Was Lindsey Graham the John Kasich of the CNN Undercard Debate?
South Carolina Senator Lindsey Graham turned in a strong presidential debate performance on Wednesday night, displaying an extra dose of humor and aggression, mainly at former Pennsylvania Senator Rick Santorum. But his defense of comprehensive immigration reform was akin to Ohio Governor John Kasich's defense of accepting Medicaid expansion—the media and the left enjoyed it, but conservative voters were less impressed.
After Graham said that he didn't remember Santorum having an immigration plan when he was in the Senate, Santorum shot back that he introduced a plan in 2006. As he started explaining the bill, Graham interrupted him.

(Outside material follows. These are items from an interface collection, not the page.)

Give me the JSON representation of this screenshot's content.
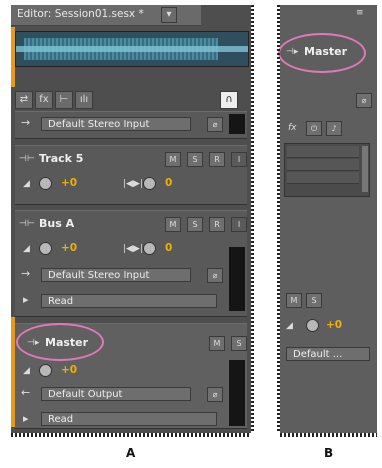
{
  "panel_a": {
    "tab_title": "Editor: Session01.sesx *",
    "tab_menu": "▾",
    "toolbar": {
      "swap": "⇄",
      "fx": "fx",
      "sends": "⊢",
      "eq": "ılı"
    },
    "input_device": "Default Stereo Input",
    "track": {
      "name": "Track 5",
      "m": "M",
      "s": "S",
      "r": "R",
      "i": "I",
      "vol": "+0",
      "pan": "0"
    },
    "bus": {
      "name": "Bus A",
      "m": "M",
      "s": "S",
      "r": "R",
      "i": "I",
      "vol": "+0",
      "pan": "0",
      "input": "Default Stereo Input",
      "automation": "Read"
    },
    "master": {
      "name": "Master",
      "m": "M",
      "s": "S",
      "vol": "+0",
      "output": "Default Output",
      "automation": "Read"
    },
    "caption": "A"
  },
  "panel_b": {
    "master_name": "Master",
    "fx": "fx",
    "m": "M",
    "s": "S",
    "vol": "+0",
    "output": "Default ...",
    "caption": "B"
  },
  "colors": {
    "accent": "#e49a1a",
    "highlight_ring": "#e079b8",
    "value": "#f0b000"
  }
}
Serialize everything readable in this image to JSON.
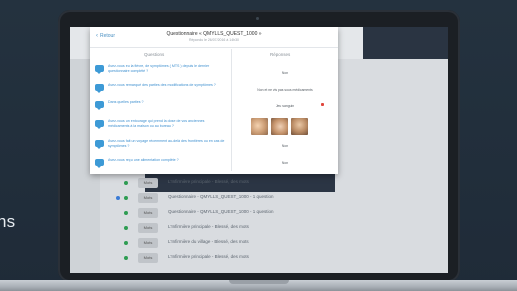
{
  "caption": {
    "text": "ns"
  },
  "modal": {
    "back_label": "Retour",
    "title": "Questionnaire « QMYLLS_QUEST_1000 »",
    "subtitle": "Répondu le 26/07/2016 à 14h30",
    "questions_header": "Questions",
    "answers_header": "Réponses",
    "questions": [
      "Avez-vous eu la fièvre, de symptômes ( MTS ) depuis le dernier questionnaire complété ?",
      "Avez-vous remarqué des parties des modifications de symptômes ?",
      "Dans quelles parties ?",
      "Avez-vous un entourage qui prend la dose de vos anciennes médicaments à la maison ou au bureau ?",
      "Avez-vous fait un voyage récemment au-delà des frontières ou en cas de symptômes ?",
      "Avez-vous reçu une alimentation complète ?"
    ],
    "answers": [
      "Non",
      "Non et ne vis pas sous médicaments",
      "Jeu sanguin",
      "Non",
      "Non"
    ]
  },
  "background_list": {
    "rows": [
      {
        "tag": "Mots",
        "text": "L'Infirmière principale - Blessé, des mots"
      },
      {
        "tag": "Mots",
        "text": "Questionnaire - QMYLLS_QUEST_1000 - 1 question"
      },
      {
        "tag": "Mots",
        "text": "Questionnaire - QMYLLS_QUEST_1000 - 1 question"
      },
      {
        "tag": "Mots",
        "text": "L'Infirmière principale - Blessé, des mots"
      },
      {
        "tag": "Mots",
        "text": "L'Infirmière du village - Blessé, des mots"
      },
      {
        "tag": "Mots",
        "text": "L'Infirmière principale - Blessé, des mots"
      }
    ]
  },
  "colors": {
    "background": "#22303f",
    "accent_blue": "#3d9ad6",
    "status_green": "#2e9c52",
    "alert_red": "#e0463c"
  }
}
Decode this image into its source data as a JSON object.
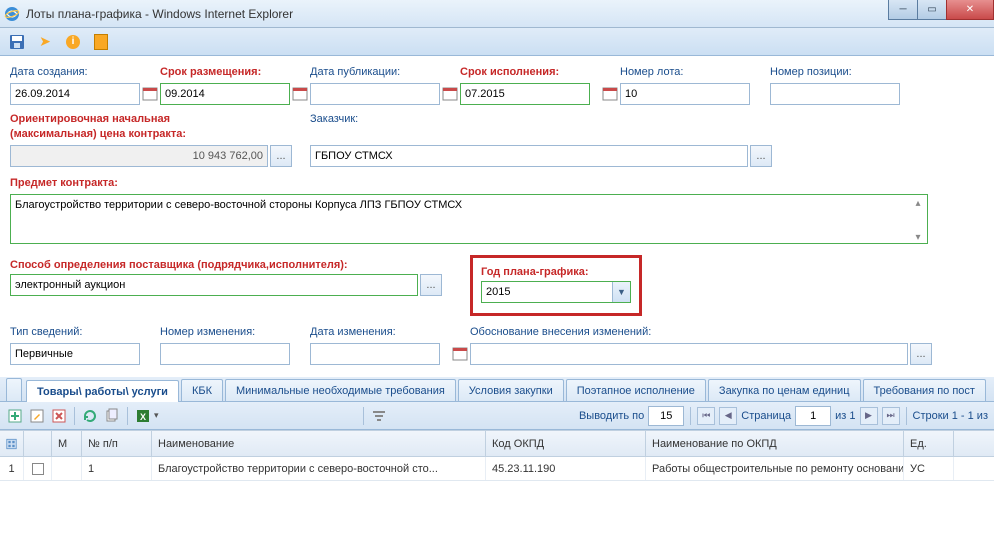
{
  "window": {
    "title": "Лоты плана-графика - Windows Internet Explorer"
  },
  "labels": {
    "createDate": "Дата создания:",
    "placementDate": "Срок размещения:",
    "publishDate": "Дата публикации:",
    "execDate": "Срок исполнения:",
    "lotNumber": "Номер лота:",
    "posNumber": "Номер позиции:",
    "priceLabel1": "Ориентировочная начальная",
    "priceLabel2": "(максимальная) цена контракта:",
    "customer": "Заказчик:",
    "subject": "Предмет контракта:",
    "method": "Способ определения поставщика (подрядчика,исполнителя):",
    "planYear": "Год плана-графика:",
    "infoType": "Тип сведений:",
    "changeNumber": "Номер изменения:",
    "changeDate": "Дата изменения:",
    "changeReason": "Обоснование внесения изменений:"
  },
  "values": {
    "createDate": "26.09.2014",
    "placementDate": "09.2014",
    "publishDate": "",
    "execDate": "07.2015",
    "lotNumber": "10",
    "posNumber": "",
    "price": "10 943 762,00",
    "customer": "ГБПОУ СТМСХ",
    "subject": "Благоустройство территории с северо-восточной стороны Корпуса ЛПЗ ГБПОУ СТМСХ",
    "method": "электронный аукцион",
    "planYear": "2015",
    "infoType": "Первичные",
    "changeNumber": "",
    "changeDate": "",
    "changeReason": ""
  },
  "tabs": [
    "Товары\\ работы\\ услуги",
    "КБК",
    "Минимальные необходимые требования",
    "Условия закупки",
    "Поэтапное исполнение",
    "Закупка по ценам единиц",
    "Требования по пост"
  ],
  "gridToolbar": {
    "perPageLabel": "Выводить по",
    "perPage": "15",
    "pageLabel": "Страница",
    "page": "1",
    "ofLabel": "из 1",
    "rowsLabel": "Строки 1 - 1 из"
  },
  "gridHeaders": {
    "m": "М",
    "np": "№ п/п",
    "name": "Наименование",
    "okpd": "Код ОКПД",
    "okpdName": "Наименование по ОКПД",
    "ed": "Ед."
  },
  "gridRows": [
    {
      "idx": "1",
      "np": "1",
      "name": "Благоустройство территории с северо-восточной сто...",
      "okpd": "45.23.11.190",
      "okpdName": "Работы общестроительные по ремонту оснований пок...",
      "ed": "УС"
    }
  ]
}
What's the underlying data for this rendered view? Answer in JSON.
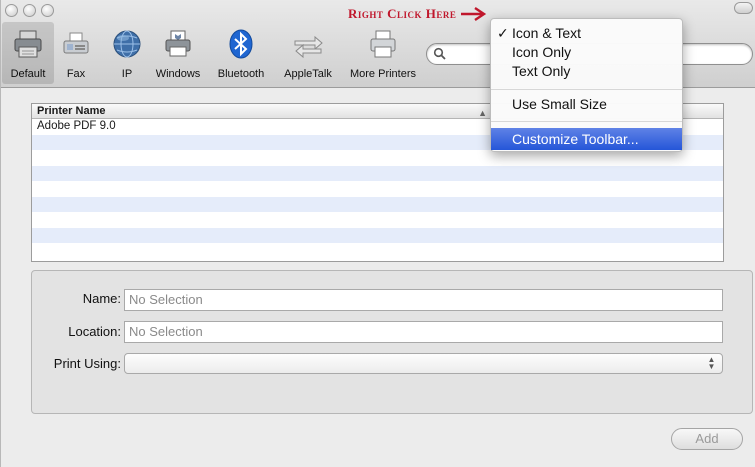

"What did you do with the 11 million? What are you going to do with the 11 million?" Graham asked. Santorum said that 40 percent to 60 percent of the country's 11 million undocumented immigrants are visa overstays, and cracking down on them would solve half the problem. "What about the other half?" Graham asked, then "how many Democrats supported your bill?" The exchange ended with Graham forcing Santorum to admit that his bill went nowhere.
The good news for Graham, who is currently averaging around 0.3 percent in the Real Clear Politics average of polls, is that his energetic performance was well received. In fact, searches for Graham on Google spiked during the debate.
The bad news for Graham is the praise wasn't really coming from Republican primary voters. "1 hour in: Lindsey Graham has won this debate," tweeted Dan Pfeiffer, a former senior advisor to President Obama. Mia Farrow, a left-leaning actress, also tweeted that Graham seemed to have won.
Whether conservatives will be as supportive of Graham's support for comprehensive immigration reform or his statement that "in my world, Hispanics are Americans" isn't clear, but as Philip Klein, the managing editor of the right-leaning Washington Examiner, tweeted, "Lots of people on Twitter seem to think Graham won, but problem is, none of them seem like likely GOP primary voters." Former presidential candidate Michele Bachmann seemed to agree.
Kasich was similarly praised by the media as a better version of former Florida Governor Jeb Bush after September's Fox News debate. "Kasich smart to say that economic conservatism should seek to reach those 'in the shadows.' Cutting into Jeb's turf," tweeted Greg Sargent, a left-leaning blogger at the Washington Post.
But while conservative voters aren't likely to come around to Obamacare's Medicaid expansion, Republican voters warmed up to Kasich, who saw a small post-debate bump in the polls. The next polls will tell if Graham enjoys a similar bump.